Another shift could come in how the system handles financial aid. UMS would explore centralized distribution of financial aid, or increased collaboration among campuses, rather than having a department at each university handle the process. Currently, only the system’s smallest campus, in Machias, doesn’t have a financial aid office. That campus collaborates with the flagship in Orono to provide students with financial aid packages.
The unified budget is one branch of Page’s One University initiative aimed at streamlining the system and controlling costs to make each campus financially sustainable, including ones that currently operate in the red. Some aspects of One University, such as shifting and centralization of certain administrative functions, have already been completed. Other more significant changes are still in the works.
The full list of recommendations is available in the trustees’ meeting materials on the UMS website.
Faculty members have long expressed concerns about aspects of the new budget process and One University plan.
In a letter to the board, the Associated Faculties of the Universities of Maine raised concerns that any new appropriations taken in by the system would go into a strategic initiative fund.
“State funds are best sent to the campuses where they can be used in support of the mission,” the group argued. “Any other initiatives should compete directly against campus spending on education, scholarship and service.”
Also during Monday’s meeting, the trustees agreed to send a biennial budget request to the Legislature and governor.
Back in March, UMS vowed to hold in-state tuition rates at its seven campuses flat for the sixth straight year in exchange for about $7.5 million in supplemental budget funding.

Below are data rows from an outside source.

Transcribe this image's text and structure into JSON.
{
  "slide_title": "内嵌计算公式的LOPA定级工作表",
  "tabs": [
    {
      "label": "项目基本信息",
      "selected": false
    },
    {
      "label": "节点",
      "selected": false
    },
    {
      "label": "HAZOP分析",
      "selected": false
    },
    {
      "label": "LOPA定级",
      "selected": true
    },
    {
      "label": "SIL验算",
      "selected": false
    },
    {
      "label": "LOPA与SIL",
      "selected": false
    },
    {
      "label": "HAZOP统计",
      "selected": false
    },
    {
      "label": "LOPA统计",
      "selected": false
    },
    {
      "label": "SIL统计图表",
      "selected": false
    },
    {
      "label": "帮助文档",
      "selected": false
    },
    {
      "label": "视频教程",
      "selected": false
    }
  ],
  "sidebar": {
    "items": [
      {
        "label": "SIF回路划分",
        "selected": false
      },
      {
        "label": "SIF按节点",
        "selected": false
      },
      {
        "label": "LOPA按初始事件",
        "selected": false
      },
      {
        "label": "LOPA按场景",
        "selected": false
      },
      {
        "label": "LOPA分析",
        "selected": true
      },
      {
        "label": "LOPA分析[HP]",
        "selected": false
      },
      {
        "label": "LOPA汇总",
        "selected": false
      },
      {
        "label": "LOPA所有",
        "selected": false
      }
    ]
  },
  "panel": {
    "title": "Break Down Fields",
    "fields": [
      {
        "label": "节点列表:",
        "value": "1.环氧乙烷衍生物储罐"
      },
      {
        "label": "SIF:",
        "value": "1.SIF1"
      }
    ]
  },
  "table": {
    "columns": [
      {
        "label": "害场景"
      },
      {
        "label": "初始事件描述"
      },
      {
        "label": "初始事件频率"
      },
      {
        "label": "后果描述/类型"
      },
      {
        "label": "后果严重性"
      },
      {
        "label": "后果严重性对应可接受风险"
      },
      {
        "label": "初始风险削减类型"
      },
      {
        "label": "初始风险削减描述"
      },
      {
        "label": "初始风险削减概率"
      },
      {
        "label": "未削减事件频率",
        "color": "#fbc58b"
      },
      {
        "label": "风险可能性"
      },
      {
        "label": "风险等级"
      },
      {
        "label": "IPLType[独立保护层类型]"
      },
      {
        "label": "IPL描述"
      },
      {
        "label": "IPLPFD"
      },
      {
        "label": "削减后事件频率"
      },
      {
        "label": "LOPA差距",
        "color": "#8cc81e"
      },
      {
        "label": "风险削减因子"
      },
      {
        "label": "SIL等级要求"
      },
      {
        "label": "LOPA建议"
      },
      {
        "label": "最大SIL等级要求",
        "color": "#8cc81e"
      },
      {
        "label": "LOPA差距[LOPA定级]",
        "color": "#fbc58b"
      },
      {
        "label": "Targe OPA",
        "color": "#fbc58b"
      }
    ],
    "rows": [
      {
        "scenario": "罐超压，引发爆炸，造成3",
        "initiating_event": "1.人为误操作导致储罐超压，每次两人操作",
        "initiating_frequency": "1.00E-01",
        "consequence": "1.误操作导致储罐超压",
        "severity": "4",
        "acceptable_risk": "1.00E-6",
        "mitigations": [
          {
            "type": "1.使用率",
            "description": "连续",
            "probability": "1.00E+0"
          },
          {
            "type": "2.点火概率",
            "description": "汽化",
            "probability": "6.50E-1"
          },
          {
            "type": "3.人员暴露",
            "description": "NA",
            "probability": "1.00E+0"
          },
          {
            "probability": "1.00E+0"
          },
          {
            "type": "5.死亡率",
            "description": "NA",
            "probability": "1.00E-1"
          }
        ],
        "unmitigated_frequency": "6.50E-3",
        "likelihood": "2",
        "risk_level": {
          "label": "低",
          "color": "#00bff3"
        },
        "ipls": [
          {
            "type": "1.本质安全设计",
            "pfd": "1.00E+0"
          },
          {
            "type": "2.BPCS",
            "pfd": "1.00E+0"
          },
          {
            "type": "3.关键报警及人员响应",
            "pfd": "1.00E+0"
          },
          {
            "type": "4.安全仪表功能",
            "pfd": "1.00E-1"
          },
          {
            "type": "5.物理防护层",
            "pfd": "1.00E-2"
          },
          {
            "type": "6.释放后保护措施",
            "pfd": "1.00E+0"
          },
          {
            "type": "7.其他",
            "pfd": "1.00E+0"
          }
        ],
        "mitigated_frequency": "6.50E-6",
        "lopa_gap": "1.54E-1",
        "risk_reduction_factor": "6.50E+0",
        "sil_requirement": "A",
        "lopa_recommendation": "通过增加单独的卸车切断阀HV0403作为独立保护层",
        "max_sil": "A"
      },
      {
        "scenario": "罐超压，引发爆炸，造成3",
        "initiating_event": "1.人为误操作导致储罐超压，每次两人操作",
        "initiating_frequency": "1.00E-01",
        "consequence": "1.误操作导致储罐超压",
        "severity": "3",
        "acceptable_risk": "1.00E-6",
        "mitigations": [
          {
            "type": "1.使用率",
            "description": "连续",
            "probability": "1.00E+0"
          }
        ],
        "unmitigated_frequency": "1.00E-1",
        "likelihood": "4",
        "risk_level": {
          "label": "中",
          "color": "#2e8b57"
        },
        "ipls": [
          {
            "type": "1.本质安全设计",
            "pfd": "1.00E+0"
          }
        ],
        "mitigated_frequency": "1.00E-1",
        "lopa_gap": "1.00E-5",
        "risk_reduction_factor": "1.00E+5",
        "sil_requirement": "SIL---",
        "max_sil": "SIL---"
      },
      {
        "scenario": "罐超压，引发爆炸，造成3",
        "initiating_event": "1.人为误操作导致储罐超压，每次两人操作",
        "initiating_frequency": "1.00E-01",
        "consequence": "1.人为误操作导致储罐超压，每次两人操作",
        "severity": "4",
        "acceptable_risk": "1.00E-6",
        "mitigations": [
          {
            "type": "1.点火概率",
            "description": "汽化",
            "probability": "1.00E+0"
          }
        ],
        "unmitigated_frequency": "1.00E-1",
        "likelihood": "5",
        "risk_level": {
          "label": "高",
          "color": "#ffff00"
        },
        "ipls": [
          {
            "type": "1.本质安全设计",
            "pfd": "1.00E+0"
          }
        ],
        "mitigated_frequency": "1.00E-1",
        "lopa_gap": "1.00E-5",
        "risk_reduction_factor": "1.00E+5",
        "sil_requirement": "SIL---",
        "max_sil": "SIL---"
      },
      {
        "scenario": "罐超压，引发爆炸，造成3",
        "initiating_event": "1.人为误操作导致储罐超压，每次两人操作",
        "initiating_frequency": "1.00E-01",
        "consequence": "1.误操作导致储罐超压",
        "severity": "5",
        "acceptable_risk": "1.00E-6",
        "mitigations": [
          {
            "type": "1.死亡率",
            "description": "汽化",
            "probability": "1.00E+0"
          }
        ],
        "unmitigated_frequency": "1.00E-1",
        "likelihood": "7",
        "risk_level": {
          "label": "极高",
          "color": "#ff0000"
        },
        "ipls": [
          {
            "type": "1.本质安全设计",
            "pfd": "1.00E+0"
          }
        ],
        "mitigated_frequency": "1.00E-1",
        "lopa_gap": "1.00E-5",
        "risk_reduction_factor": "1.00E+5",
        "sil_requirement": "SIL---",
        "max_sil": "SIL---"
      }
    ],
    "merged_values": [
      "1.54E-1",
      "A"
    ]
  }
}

Gov. Paul LePage, following a meeting earlier this year with UMS officials, offered to propose an injection of funds if the universities put off the tuition hike.
About $4.8 million was meant to offset what UMaine would have gained through a previously proposed tuition hike. The rest was earmarked for early college programs, a pre-law undergraduate program and an adult education scholarship.
Lawmakers will consider that proposal, along with other items included in the supplemental budget, when they reconvene in January.
Follow Nick McCrea on Twitter at @nmccrea213.